Where a line of the data holds the word "this", copy that line.
=== Data for the task ===
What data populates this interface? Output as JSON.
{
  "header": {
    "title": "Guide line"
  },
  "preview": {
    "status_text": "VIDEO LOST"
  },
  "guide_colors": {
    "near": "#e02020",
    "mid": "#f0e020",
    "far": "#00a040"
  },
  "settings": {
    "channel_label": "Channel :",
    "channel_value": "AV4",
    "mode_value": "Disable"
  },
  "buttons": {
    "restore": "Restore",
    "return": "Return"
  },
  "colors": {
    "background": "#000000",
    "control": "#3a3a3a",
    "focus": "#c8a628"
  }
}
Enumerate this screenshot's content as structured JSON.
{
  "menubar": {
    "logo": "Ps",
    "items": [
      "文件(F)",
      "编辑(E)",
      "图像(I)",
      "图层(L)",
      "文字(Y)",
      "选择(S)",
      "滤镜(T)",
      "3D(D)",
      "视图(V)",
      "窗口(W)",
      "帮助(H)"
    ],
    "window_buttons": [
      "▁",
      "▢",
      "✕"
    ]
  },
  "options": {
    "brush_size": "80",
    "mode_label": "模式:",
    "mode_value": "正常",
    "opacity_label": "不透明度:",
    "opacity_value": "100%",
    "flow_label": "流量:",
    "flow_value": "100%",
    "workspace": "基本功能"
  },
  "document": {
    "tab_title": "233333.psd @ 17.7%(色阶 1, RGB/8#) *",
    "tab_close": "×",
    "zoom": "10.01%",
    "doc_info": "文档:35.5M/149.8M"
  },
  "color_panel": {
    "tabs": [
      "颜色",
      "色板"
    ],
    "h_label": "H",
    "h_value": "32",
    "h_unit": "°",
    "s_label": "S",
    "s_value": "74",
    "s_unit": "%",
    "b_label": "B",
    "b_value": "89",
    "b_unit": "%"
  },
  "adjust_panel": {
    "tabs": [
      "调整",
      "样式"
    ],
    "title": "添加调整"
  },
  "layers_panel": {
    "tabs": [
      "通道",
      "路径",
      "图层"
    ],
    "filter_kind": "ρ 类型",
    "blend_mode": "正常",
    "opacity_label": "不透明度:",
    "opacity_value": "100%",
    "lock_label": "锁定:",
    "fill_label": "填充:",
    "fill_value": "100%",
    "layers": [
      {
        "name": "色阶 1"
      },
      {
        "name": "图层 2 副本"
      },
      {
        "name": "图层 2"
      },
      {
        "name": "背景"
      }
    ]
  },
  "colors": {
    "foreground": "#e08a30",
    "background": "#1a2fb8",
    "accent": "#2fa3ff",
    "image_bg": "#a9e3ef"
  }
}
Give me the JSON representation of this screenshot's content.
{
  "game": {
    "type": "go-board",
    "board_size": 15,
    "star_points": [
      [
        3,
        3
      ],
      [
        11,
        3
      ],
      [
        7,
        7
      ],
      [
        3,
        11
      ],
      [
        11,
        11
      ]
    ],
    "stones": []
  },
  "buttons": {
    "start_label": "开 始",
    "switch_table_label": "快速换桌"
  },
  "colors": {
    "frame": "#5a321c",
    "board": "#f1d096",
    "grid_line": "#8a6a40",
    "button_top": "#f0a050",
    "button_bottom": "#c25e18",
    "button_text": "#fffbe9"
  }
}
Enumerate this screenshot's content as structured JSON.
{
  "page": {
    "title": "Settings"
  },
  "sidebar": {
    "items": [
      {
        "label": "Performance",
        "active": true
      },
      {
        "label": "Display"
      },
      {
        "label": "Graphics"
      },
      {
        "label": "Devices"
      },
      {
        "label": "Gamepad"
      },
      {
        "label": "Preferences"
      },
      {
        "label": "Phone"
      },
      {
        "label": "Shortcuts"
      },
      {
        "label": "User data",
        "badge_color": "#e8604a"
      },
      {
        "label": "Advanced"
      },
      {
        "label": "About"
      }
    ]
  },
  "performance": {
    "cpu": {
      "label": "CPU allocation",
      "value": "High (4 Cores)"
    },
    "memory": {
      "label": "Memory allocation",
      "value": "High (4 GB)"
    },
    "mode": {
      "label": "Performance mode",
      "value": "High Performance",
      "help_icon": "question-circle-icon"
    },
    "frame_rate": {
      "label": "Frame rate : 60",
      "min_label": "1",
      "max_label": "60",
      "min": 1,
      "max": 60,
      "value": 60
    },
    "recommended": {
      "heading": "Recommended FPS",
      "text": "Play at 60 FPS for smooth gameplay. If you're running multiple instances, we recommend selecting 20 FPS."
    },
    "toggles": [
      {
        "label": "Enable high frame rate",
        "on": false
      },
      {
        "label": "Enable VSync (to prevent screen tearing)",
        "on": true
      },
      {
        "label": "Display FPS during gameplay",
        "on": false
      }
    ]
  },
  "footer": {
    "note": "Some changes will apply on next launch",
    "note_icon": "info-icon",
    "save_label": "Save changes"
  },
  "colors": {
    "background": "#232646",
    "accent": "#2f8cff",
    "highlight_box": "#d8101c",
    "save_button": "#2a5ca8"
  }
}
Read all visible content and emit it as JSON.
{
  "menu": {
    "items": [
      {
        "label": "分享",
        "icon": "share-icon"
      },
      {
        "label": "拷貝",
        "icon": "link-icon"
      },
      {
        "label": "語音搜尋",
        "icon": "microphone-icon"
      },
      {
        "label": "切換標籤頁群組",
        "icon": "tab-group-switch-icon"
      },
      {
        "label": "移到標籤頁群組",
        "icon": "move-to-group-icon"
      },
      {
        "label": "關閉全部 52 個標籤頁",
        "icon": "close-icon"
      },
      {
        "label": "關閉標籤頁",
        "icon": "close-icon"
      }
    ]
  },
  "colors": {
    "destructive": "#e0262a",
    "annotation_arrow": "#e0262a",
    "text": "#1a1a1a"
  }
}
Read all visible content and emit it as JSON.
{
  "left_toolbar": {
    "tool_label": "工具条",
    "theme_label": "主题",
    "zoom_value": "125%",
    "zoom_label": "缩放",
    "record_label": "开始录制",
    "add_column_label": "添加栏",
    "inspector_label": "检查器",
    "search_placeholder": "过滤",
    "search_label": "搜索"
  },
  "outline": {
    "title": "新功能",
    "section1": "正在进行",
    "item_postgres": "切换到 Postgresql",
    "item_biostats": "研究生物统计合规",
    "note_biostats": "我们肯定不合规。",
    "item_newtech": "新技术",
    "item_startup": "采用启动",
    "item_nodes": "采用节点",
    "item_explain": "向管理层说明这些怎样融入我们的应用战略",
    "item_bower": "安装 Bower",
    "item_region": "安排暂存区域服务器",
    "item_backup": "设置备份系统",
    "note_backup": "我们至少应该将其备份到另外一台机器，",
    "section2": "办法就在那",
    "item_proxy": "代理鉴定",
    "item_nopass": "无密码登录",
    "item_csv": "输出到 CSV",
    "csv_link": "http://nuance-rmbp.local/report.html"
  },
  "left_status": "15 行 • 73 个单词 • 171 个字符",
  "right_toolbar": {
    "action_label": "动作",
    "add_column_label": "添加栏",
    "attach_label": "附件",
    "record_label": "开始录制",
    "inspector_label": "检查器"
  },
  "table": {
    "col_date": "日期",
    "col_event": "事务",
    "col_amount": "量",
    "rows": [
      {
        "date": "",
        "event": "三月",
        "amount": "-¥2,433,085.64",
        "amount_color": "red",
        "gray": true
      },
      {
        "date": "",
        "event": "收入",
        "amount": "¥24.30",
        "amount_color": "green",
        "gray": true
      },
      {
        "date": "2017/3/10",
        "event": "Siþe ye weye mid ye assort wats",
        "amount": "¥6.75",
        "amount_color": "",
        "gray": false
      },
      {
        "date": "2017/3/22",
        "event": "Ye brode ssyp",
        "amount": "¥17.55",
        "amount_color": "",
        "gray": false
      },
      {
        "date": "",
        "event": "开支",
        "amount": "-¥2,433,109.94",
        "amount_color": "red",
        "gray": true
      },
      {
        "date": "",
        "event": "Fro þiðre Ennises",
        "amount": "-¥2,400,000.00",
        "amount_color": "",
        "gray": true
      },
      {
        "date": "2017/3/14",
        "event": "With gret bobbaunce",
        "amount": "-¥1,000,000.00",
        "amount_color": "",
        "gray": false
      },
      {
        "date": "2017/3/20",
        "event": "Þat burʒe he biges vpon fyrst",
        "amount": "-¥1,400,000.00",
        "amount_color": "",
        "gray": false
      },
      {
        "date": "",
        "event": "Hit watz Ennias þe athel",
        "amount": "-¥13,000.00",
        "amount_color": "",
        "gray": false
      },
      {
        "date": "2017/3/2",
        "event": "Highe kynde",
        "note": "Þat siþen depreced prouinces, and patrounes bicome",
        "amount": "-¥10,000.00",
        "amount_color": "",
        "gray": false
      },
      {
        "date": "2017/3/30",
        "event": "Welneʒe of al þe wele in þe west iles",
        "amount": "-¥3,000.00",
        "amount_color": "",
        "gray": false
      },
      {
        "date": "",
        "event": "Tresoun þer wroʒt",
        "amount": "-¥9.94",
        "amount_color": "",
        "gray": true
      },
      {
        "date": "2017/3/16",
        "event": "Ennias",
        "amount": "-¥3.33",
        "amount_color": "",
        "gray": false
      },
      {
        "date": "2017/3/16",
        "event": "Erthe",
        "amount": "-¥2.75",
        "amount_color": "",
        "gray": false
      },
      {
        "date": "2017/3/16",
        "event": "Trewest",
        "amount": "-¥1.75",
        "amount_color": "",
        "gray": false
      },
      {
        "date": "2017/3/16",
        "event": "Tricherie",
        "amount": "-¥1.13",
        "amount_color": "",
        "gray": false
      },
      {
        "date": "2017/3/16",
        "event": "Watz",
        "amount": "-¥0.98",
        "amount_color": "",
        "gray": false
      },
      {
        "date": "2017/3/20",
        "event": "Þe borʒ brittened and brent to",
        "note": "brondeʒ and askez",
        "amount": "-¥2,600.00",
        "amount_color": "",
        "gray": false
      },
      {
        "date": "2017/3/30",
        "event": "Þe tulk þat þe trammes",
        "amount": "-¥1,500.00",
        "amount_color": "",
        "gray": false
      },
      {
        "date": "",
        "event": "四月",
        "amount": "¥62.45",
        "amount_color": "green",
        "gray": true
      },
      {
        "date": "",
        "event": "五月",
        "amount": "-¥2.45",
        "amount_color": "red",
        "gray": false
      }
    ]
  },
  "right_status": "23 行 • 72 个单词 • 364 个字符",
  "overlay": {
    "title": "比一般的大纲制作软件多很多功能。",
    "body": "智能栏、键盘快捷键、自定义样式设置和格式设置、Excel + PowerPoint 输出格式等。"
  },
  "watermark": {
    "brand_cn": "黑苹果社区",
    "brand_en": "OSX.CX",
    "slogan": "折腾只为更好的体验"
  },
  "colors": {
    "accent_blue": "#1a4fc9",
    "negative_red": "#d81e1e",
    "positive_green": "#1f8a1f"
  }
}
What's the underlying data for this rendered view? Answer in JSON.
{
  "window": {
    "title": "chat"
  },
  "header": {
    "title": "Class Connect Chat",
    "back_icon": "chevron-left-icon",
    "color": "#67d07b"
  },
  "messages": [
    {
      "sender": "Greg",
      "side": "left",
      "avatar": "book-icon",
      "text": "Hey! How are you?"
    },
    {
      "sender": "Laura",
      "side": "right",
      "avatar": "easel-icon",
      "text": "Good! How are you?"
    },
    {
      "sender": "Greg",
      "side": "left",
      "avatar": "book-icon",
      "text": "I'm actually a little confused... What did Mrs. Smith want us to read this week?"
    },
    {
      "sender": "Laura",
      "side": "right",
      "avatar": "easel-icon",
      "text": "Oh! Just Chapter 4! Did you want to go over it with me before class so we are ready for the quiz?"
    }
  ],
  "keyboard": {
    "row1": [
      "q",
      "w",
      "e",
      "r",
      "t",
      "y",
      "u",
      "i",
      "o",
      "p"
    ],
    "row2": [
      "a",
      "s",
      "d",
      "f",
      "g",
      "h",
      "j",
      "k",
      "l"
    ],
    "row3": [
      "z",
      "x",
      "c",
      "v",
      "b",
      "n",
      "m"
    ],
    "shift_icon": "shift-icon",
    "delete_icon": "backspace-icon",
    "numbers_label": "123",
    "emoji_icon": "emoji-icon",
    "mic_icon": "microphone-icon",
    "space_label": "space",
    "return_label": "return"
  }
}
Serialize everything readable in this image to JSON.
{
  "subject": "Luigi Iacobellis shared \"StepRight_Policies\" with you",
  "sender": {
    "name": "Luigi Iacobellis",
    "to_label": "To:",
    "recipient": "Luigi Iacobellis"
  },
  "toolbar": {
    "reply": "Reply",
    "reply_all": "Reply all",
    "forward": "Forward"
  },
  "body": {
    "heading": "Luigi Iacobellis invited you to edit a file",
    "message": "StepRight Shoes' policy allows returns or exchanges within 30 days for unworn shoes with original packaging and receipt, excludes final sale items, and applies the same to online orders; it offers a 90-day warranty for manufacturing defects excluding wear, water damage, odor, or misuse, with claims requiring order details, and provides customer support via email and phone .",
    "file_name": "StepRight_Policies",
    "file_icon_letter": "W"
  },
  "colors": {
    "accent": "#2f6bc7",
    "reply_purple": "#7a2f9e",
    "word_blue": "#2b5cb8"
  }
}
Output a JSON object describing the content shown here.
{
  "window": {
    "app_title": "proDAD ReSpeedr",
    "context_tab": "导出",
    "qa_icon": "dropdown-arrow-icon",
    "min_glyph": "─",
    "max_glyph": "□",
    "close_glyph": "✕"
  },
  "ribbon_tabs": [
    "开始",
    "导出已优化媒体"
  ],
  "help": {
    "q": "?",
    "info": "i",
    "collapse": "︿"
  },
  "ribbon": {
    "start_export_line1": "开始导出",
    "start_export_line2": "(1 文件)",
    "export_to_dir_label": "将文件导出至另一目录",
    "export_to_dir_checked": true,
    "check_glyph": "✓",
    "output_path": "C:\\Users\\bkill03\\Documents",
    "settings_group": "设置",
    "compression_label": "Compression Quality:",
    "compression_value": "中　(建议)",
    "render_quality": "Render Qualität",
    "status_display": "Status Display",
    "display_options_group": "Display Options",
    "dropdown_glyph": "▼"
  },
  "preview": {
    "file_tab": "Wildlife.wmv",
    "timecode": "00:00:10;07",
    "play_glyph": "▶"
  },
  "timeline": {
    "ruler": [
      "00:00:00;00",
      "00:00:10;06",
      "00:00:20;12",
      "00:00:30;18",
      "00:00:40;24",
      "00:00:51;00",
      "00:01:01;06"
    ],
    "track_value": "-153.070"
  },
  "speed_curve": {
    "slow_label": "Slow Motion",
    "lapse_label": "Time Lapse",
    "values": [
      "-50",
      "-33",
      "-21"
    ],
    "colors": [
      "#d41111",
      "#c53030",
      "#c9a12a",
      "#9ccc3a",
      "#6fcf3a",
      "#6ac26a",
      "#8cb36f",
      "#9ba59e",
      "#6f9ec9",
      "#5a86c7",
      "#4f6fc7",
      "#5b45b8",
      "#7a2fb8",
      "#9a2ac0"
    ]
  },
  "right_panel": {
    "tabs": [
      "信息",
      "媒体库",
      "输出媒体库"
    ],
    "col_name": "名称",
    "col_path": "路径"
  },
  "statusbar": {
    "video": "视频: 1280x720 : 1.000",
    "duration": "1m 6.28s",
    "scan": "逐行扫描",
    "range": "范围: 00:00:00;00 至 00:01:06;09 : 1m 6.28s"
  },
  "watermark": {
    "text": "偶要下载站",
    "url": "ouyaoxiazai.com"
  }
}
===
### Written answer
What data populates this interface? Output as JSON.
Enumerate this screenshot's content as structured JSON.
Give me the JSON representation of this screenshot's content.
Enumerate this screenshot's content as structured JSON.
What's the underlying data for this rendered view? Answer in JSON.
      "text": "I'm actually a little confused... What did Mrs. Smith want us to read this week?"
Serialize everything readable in this image to JSON.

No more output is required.